=== Section Start ===

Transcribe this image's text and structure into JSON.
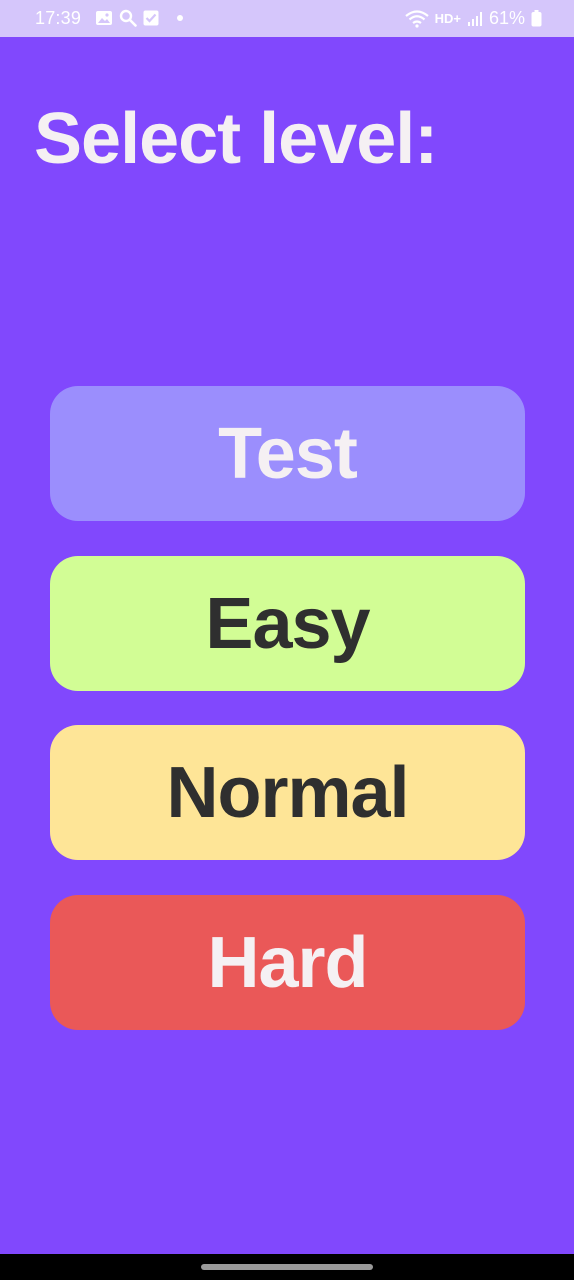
{
  "status_bar": {
    "time": "17:39",
    "left_icons": [
      "image-icon",
      "search-icon",
      "checkbox-icon",
      "notification-dot"
    ],
    "hd_label": "HD+",
    "battery_text": "61%",
    "right_icons": [
      "wifi-icon",
      "hd-plus-icon",
      "signal-icon",
      "battery-icon"
    ]
  },
  "screen": {
    "title": "Select level:"
  },
  "levels": [
    {
      "label": "Test",
      "bg_color": "#9b8efd",
      "text_color": "#f5f0f3"
    },
    {
      "label": "Easy",
      "bg_color": "#d2fd95",
      "text_color": "#2f2f2f"
    },
    {
      "label": "Normal",
      "bg_color": "#fee597",
      "text_color": "#2f2f2f"
    },
    {
      "label": "Hard",
      "bg_color": "#ea5858",
      "text_color": "#f5f0f3"
    }
  ],
  "colors": {
    "background": "#8148fd",
    "status_bar": "#d5c6fb",
    "title_text": "#f5f0f3"
  }
}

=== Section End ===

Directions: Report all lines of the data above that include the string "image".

Solution to the exercise:
Transcribe this image's text and structure into JSON.
      "image-icon",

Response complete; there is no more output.